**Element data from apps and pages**
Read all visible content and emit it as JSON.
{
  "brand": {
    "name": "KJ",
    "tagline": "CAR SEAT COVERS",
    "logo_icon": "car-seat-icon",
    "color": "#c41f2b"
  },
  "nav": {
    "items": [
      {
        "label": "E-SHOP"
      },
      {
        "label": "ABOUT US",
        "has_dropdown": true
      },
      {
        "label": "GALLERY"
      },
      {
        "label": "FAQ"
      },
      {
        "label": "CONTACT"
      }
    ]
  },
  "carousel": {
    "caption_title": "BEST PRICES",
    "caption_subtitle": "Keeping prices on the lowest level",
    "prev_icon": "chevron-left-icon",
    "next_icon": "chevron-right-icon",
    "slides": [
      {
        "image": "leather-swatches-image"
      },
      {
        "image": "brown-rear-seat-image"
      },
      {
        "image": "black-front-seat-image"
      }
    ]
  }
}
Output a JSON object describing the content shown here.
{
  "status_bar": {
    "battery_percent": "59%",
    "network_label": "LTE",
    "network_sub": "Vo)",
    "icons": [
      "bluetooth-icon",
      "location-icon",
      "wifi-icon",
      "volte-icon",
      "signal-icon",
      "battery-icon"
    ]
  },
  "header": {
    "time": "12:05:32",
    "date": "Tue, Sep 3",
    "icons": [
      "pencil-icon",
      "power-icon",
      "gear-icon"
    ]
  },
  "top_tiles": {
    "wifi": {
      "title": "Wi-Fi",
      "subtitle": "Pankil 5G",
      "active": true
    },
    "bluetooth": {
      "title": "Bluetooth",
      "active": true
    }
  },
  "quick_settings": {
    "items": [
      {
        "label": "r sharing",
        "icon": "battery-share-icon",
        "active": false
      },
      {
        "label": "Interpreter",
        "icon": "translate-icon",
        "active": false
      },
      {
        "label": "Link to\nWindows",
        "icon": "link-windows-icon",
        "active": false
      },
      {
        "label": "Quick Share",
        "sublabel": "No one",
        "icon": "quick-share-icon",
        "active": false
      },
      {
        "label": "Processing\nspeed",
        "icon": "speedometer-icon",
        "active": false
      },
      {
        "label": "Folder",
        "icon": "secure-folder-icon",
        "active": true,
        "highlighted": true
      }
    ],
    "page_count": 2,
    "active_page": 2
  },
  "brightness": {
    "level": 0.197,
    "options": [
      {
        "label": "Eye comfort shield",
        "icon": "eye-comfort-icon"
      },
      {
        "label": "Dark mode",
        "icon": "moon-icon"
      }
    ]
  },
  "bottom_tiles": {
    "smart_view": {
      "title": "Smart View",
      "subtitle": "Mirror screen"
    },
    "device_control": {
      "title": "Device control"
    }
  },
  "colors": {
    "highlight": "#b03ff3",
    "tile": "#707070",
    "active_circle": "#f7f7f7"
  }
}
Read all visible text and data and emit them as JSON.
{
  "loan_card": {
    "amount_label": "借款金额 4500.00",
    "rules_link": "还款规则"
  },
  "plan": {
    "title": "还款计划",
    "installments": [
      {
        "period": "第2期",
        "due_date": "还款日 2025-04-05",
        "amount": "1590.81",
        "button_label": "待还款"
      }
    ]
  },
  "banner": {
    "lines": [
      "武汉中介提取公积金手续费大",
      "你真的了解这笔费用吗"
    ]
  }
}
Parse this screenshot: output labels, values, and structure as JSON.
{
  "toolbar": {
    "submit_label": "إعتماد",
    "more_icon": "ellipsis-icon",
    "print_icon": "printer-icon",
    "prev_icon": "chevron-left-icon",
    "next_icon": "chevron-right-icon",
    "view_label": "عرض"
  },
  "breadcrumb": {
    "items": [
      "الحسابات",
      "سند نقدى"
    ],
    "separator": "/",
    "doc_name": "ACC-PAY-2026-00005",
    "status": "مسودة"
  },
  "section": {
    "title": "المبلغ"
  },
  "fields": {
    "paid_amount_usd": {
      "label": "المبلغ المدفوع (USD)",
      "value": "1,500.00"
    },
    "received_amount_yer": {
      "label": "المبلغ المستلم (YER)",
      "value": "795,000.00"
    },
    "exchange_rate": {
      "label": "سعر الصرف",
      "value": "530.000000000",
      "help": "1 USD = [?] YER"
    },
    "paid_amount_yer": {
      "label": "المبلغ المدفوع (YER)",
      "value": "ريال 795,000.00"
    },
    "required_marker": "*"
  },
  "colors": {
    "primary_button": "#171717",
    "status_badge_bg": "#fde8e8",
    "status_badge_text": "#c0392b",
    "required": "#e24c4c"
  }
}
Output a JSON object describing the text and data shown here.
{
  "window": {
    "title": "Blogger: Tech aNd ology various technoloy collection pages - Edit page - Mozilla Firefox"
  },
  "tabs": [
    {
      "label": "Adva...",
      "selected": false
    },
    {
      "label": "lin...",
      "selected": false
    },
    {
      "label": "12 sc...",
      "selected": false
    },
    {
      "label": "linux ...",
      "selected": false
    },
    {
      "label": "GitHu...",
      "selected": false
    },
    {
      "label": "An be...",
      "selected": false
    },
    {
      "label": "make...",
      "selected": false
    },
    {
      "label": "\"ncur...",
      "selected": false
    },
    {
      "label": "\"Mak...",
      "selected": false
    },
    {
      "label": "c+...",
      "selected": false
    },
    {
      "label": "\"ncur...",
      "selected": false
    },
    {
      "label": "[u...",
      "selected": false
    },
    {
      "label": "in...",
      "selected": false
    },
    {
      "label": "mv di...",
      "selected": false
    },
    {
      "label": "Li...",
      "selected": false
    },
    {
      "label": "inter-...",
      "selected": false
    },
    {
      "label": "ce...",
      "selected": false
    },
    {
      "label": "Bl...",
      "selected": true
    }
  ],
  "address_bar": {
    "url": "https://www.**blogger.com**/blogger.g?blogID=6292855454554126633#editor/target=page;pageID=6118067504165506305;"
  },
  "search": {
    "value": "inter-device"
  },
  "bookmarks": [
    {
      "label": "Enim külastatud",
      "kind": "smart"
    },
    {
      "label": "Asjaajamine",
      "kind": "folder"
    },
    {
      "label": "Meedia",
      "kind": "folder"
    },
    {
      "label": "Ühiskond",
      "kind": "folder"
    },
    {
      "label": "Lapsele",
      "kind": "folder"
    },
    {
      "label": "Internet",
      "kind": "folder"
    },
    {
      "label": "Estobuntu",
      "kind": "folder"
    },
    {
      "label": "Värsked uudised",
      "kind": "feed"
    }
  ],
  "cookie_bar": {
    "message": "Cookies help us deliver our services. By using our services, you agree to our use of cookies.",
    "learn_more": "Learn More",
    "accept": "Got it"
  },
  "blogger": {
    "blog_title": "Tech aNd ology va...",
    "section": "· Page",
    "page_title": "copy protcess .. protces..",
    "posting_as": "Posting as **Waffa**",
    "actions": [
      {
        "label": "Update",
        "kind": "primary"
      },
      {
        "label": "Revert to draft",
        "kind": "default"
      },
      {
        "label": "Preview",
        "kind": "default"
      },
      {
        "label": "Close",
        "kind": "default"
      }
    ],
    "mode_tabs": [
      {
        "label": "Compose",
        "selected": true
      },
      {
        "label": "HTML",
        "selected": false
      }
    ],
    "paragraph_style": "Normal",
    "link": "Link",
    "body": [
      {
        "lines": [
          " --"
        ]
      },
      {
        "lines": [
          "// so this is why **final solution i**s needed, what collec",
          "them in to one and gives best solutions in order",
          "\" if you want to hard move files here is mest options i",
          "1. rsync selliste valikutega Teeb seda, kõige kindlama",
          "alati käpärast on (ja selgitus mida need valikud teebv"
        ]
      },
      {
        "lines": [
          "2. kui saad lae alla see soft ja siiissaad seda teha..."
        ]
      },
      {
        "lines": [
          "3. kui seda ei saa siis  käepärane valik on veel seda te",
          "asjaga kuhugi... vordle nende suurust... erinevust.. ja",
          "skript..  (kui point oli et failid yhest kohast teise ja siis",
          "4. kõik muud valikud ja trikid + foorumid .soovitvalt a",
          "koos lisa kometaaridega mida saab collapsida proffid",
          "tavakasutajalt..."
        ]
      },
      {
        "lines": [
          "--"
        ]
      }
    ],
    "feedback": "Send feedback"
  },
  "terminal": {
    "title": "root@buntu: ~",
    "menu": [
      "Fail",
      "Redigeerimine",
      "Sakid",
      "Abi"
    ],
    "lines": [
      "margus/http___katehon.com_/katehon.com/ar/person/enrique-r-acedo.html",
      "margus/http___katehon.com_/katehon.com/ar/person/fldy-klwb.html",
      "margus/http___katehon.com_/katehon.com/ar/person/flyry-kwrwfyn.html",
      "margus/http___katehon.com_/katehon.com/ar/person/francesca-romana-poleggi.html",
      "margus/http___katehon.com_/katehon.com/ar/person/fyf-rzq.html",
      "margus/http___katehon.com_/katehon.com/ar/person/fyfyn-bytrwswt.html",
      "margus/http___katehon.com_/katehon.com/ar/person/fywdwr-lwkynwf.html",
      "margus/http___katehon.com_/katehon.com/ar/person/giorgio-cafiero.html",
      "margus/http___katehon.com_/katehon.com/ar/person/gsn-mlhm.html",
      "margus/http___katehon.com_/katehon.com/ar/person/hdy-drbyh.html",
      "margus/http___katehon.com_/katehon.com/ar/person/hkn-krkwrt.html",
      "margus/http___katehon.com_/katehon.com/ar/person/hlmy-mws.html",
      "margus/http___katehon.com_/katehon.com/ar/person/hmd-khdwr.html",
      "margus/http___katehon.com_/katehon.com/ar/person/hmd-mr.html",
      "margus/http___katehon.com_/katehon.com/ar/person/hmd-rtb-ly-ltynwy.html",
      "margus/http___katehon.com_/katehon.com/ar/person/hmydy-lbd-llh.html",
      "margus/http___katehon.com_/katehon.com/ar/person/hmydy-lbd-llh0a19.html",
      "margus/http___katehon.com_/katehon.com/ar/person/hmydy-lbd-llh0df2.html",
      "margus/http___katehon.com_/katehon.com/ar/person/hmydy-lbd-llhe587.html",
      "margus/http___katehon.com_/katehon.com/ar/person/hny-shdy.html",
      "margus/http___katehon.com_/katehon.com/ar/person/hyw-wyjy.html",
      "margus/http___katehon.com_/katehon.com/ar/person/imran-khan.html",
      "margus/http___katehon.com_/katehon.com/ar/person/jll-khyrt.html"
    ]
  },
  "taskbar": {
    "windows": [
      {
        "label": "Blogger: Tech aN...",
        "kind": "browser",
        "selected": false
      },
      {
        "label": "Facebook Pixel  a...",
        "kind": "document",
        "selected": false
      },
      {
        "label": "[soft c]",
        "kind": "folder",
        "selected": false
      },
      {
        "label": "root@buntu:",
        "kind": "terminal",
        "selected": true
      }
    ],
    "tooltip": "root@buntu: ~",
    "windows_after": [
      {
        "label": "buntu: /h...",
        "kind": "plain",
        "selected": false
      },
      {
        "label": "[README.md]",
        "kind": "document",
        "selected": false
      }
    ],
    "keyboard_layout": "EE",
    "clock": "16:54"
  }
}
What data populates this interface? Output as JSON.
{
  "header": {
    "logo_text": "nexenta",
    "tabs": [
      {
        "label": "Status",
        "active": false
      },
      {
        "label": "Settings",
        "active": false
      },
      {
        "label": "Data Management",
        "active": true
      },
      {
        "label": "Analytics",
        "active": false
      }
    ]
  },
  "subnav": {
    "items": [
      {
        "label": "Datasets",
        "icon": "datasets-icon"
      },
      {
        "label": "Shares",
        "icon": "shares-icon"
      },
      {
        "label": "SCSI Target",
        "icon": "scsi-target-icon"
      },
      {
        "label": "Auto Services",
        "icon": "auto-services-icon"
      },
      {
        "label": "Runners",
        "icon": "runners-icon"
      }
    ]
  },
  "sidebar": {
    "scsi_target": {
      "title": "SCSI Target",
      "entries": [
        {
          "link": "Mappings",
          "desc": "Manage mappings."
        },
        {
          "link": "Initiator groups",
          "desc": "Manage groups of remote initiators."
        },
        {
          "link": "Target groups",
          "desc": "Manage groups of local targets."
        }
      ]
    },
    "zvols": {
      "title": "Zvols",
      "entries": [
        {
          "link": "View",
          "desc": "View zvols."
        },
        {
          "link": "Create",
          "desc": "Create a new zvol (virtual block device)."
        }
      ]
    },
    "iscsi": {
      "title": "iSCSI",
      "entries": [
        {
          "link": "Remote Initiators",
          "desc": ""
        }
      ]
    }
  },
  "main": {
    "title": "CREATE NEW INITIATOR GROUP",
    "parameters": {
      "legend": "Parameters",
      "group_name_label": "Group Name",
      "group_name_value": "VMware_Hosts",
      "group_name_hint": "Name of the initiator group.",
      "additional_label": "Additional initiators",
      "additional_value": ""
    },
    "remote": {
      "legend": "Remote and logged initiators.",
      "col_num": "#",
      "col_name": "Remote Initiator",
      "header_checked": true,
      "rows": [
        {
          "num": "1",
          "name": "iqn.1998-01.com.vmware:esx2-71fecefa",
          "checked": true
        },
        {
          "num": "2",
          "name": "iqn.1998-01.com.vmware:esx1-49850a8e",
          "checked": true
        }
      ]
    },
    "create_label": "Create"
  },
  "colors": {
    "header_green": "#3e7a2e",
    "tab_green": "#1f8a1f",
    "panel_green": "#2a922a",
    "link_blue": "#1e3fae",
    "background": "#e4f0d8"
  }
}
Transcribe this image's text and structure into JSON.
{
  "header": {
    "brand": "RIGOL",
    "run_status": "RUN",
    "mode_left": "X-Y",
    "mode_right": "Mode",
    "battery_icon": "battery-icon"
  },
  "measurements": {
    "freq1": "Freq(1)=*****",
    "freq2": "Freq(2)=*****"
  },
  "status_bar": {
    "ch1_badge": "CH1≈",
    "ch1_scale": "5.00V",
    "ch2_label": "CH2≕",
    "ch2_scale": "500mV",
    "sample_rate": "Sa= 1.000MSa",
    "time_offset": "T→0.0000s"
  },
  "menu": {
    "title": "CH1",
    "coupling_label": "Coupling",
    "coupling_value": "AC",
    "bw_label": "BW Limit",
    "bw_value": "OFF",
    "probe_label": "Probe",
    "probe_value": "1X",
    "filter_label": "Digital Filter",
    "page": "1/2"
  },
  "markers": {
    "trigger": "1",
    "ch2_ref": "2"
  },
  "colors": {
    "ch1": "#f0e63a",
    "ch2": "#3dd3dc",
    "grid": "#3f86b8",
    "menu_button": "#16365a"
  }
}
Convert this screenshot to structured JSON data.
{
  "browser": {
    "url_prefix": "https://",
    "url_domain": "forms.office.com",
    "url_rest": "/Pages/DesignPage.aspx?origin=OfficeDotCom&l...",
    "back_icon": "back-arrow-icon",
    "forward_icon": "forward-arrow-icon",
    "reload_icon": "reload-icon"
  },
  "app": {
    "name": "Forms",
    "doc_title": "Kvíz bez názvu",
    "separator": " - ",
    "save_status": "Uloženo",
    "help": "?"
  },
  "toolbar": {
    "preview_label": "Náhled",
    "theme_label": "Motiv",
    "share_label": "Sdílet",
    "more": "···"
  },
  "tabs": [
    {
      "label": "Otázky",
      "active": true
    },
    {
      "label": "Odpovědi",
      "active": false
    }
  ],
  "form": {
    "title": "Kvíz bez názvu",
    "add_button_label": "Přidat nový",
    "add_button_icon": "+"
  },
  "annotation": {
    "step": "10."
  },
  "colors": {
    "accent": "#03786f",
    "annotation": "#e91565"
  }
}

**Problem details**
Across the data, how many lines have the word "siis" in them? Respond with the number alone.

**Task solution**
2